» EXERCISE REQUIREMENTS: Show all lines of the listing that contain the word "reissom".

» WORKING DATA:
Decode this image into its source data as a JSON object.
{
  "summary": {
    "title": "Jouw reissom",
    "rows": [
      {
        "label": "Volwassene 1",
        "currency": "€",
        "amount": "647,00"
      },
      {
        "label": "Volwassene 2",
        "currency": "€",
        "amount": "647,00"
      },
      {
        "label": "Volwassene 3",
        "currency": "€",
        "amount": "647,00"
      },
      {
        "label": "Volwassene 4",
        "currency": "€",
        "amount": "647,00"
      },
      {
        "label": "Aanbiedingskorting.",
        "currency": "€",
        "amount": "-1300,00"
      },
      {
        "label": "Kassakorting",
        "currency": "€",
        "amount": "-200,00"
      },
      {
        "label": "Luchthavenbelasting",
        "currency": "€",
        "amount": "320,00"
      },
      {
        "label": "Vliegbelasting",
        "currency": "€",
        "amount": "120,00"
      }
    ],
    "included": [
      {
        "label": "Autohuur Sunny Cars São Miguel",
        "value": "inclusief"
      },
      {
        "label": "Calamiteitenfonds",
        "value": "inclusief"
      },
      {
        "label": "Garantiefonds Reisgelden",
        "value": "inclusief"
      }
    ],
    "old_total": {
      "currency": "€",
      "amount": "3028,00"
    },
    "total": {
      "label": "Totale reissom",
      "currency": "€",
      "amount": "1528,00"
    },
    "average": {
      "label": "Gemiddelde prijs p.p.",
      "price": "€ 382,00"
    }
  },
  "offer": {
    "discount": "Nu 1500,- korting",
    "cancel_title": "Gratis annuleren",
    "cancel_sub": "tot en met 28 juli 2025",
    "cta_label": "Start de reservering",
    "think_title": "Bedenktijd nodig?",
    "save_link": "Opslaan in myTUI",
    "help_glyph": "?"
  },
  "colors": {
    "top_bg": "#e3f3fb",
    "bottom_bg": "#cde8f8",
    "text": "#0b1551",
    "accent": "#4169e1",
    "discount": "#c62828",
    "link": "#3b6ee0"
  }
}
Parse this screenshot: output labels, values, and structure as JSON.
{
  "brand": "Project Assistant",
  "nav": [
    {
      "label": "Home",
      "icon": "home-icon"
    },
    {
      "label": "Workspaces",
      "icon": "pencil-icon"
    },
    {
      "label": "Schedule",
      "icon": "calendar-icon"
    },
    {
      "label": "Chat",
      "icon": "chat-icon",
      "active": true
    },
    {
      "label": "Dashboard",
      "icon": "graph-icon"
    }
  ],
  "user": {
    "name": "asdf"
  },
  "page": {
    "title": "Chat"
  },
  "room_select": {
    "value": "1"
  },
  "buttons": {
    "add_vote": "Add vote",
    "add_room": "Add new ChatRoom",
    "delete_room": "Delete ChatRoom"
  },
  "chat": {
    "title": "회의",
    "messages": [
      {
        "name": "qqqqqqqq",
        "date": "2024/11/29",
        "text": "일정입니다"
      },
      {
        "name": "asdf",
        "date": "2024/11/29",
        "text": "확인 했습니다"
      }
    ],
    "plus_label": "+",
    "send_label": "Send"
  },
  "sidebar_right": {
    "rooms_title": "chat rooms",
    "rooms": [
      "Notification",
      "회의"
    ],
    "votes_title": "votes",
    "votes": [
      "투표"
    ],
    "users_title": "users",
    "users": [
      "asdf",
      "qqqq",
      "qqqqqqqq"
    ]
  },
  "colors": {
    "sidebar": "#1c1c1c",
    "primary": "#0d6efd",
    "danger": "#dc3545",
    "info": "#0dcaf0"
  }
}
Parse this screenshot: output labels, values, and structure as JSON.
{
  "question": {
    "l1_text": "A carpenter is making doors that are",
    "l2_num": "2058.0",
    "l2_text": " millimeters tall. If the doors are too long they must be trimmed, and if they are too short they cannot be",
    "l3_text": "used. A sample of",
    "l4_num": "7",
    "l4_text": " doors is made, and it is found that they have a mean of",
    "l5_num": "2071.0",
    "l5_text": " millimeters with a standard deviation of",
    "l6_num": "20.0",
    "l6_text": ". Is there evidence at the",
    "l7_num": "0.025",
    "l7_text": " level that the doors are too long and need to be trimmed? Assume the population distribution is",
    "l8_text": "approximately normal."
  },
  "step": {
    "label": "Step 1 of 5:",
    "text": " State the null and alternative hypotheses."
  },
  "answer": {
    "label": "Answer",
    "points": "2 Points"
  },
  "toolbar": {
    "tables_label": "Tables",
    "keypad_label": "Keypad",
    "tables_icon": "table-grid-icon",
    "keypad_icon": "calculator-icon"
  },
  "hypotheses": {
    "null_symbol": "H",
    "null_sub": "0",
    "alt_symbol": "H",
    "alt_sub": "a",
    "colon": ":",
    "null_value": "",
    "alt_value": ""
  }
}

» ANSWER BOX:
    "title": "Jouw reissom",
      "label": "Totale reissom",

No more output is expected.